/ |

Familiarity breeds respect

by Jason Coskrey

LOS ANGELES — On a cool night in Chavez Ravine, the World Baseball Classic lived up to its name.

Asian rivals Japan and South Korea put on a show before a record crowd in the final of the 2009 WBC on Monday at Dodger Stadium in Los Angeles.

A two-run single in the 10th inning by Ichiro Suzuki helped bring the WBC to a close after 39 games, five of those featuring Japan against South Korea. Japan won the final 5-3.

“We first played (South Korea) at Tokyo Dome in the first round,” Japan manager Tatsunori Hara said. “It was the second game we (Japan) played. At that time, we won. At that press conference, I said I had the feeling that we were going to meet them a number of times.

“The fact that we did actually end up playing them five times, the most number of times you can play against any team, is something that I had a feeling we would do. But I am also surprised that we did.”

In front of a raucous crowd of 54,846, Japan and South Korea put a rivalry spanning two nations on display for the world to see.

“When the game started, (facing) Team Korea in the final as expected, it became a very close game,” Hara said. “I felt like we could have scored more but it was difficult for us to earn runs against the Korean defense.”

Ichiro’s hit was the deciding factor of five games between the squads, with Japan winning the impromptu series 3-2.

“I would say Japan is the best team in the world,” said Lee Bum Ho, who sent the game into extra innings with a single in the ninth.

“In the first WBC Japan won and in the second Japan won again. I believe in terms of their world record, they were the best and the strongest.

“We did our best against the strongest and best team. I believe it will help us a great deal. It will be our greatest glory as our players were playing their very best against the very best team.”

South Korea felt Japan’s wrath in their first meeting, a 14-2 Japan victory at Tokyo Dome. The Koreans bounced back with a 1-0 victory behind 5 1/3 shutout innings from pitcher Bong Jung Keun.

Bong and South Korea topped Japan again when the tournament moved to San Diego for the second round. Bong went 5 1/3 innings again, this time allowing a run on three hits, in the 4-1 victory in the teams’ third meeting.

Japan avenged the loss with a 6-2 win in the second-round finale to set up the fifth and final game.

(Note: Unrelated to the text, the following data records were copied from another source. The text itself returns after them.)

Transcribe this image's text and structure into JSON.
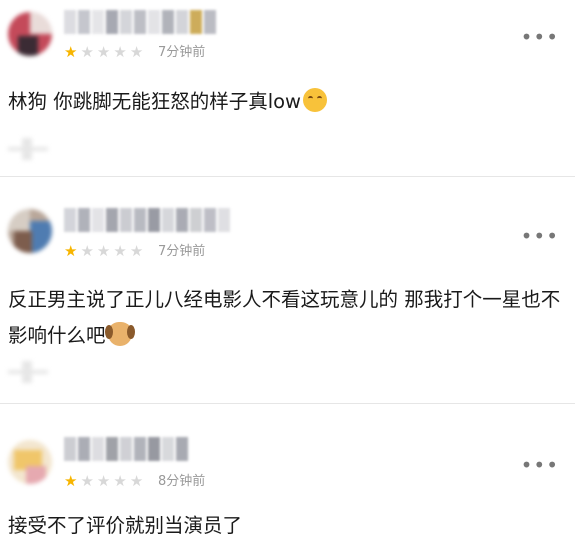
{
  "comments": [
    {
      "rating": 1,
      "time": "7分钟前",
      "text": "林狗 你跳脚无能狂怒的样子真low",
      "emoji": "hugging-face-emoji"
    },
    {
      "rating": 1,
      "time": "7分钟前",
      "text": "反正男主说了正儿八经电影人不看这玩意儿的 那我打个一星也不影响什么吧",
      "emoji": "dog-face-emoji"
    },
    {
      "rating": 1,
      "time": "8分钟前",
      "text": "接受不了评价就别当演员了",
      "emoji": ""
    }
  ],
  "more_label": "•••",
  "star_glyph": "★",
  "colors": {
    "star_on": "#f7b500",
    "star_off": "#d8d8d8",
    "time": "#9a9a9a"
  }
}
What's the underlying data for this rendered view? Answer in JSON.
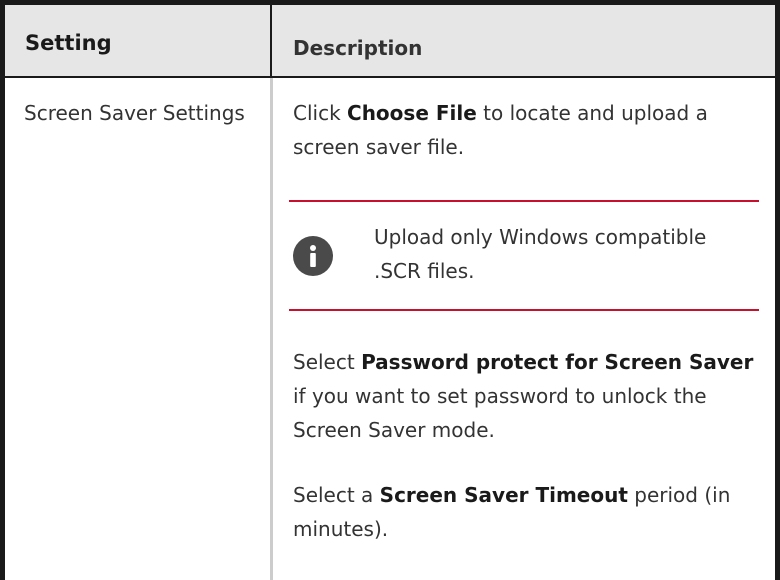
{
  "table": {
    "headers": {
      "setting": "Setting",
      "description": "Description"
    },
    "row": {
      "setting": "Screen Saver Settings",
      "p1": {
        "pre": "Click ",
        "bold": "Choose File",
        "post": " to locate and upload a screen saver file."
      },
      "note": {
        "icon": "info-icon",
        "text": "Upload only Windows compatible .SCR files."
      },
      "p2": {
        "pre": "Select ",
        "bold": "Password protect for Screen Saver",
        "post": " if you want to set password to unlock the Screen Saver mode."
      },
      "p3": {
        "pre": "Select a ",
        "bold": "Screen Saver Timeout",
        "post": " period (in minutes)."
      }
    }
  },
  "colors": {
    "header_bg": "#e6e6e6",
    "note_rule": "#c8102e",
    "border": "#1a1a1a"
  }
}
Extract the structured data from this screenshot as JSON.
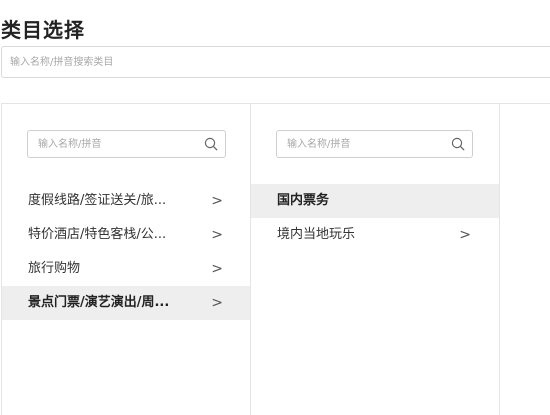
{
  "page": {
    "title": "类目选择",
    "search_placeholder": "输入名称/拼音搜索类目"
  },
  "column1": {
    "search_placeholder": "输入名称/拼音",
    "items": [
      {
        "label": "度假线路/签证送关/旅...",
        "has_children": true,
        "selected": false
      },
      {
        "label": "特价酒店/特色客栈/公...",
        "has_children": true,
        "selected": false
      },
      {
        "label": "旅行购物",
        "has_children": true,
        "selected": false
      },
      {
        "label": "景点门票/演艺演出/周...",
        "has_children": true,
        "selected": true
      }
    ]
  },
  "column2": {
    "search_placeholder": "输入名称/拼音",
    "items": [
      {
        "label": "国内票务",
        "has_children": false,
        "selected": true
      },
      {
        "label": "境内当地玩乐",
        "has_children": true,
        "selected": false
      }
    ]
  },
  "chevron_glyph": ">",
  "icons": {
    "search": "search-icon",
    "chevron": "chevron-right-icon"
  },
  "colors": {
    "selected_bg": "#eeeeee",
    "border": "#e4e4e4",
    "placeholder": "#a8a8a8"
  }
}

The title game had everything a fan could ask for, a pitcher’s duel, loud and passionate fans and a game-winning hit in extra innings as Japan edged the Koreans one last time.

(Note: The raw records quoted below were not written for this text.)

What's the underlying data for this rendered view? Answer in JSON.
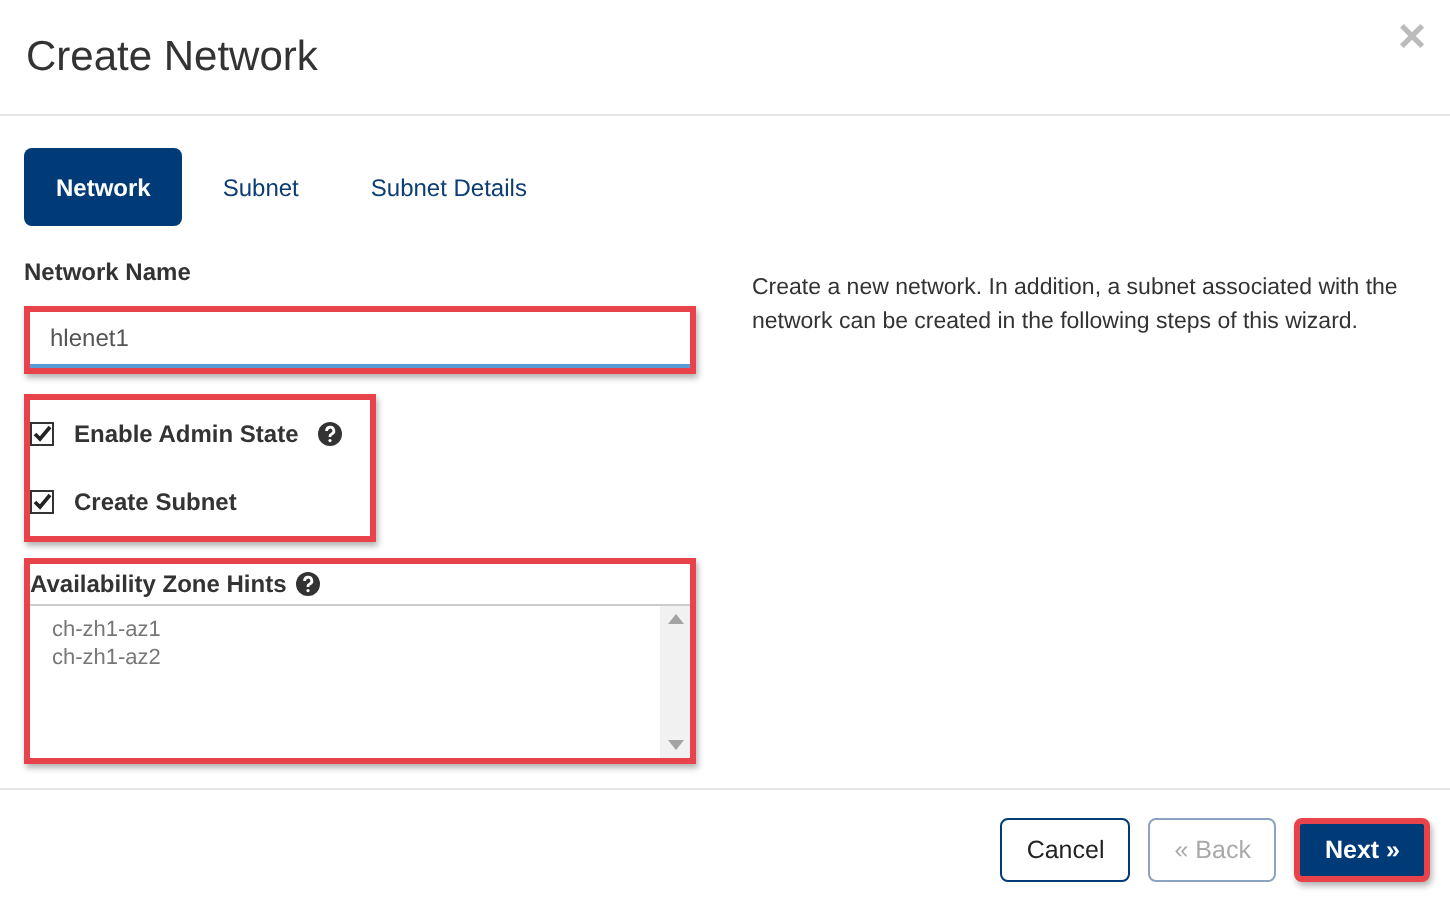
{
  "dialog": {
    "title": "Create Network",
    "close": "×"
  },
  "tabs": [
    {
      "label": "Network",
      "selected": true
    },
    {
      "label": "Subnet",
      "selected": false
    },
    {
      "label": "Subnet Details",
      "selected": false
    }
  ],
  "network_name": {
    "label": "Network Name",
    "value": "hlenet1"
  },
  "checkboxes": [
    {
      "label": "Enable Admin State",
      "checked": true,
      "help": true
    },
    {
      "label": "Create Subnet",
      "checked": true,
      "help": false
    }
  ],
  "availability_zone_hints": {
    "label": "Availability Zone Hints",
    "options": [
      "ch-zh1-az1",
      "ch-zh1-az2"
    ]
  },
  "description": "Create a new network. In addition, a subnet associated with the network can be created in the following steps of this wizard.",
  "buttons": [
    {
      "label": "Cancel",
      "kind": "cancel",
      "disabled": false
    },
    {
      "label": "« Back",
      "kind": "back",
      "disabled": true
    },
    {
      "label": "Next »",
      "kind": "primary",
      "disabled": false
    }
  ]
}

“Japan has many major leaguers,” Bong said. “Even the players who play in the Japanese league were the very best of Japan. I believe they are a great team and had great players. They did their very best until the end.”

Bong said his team had no regrets after the final out of the WBC saw it on the losing end.

“I am proud they (Japan) fought and did their best,” Bong said. “Korea, itself, did not give up until the very end (either). So our players and our team and all of the coaches and our manager have no regrets about leaving anything on the field in this game.”

South Korea gave the Japanese all they could handle and more, and seems poised to take its place as a baseball power.

“I believe that Korean baseball is a wonderful style,” Hara said. “It’s a wonderful country that has that specific style. You have organizational power and speed. They’re at the world level now, I believe.”

“Playing against Korea, there were three wins and two losses. In that sense Japan was able to lead somewhat. But in baseball, wins and losses are just paper-thin differences, especially in this World Baseball Classic,” Hara continued. “The fact two Asian countries were able to play each other in the finals is something that we and the Koreans can be proud of.”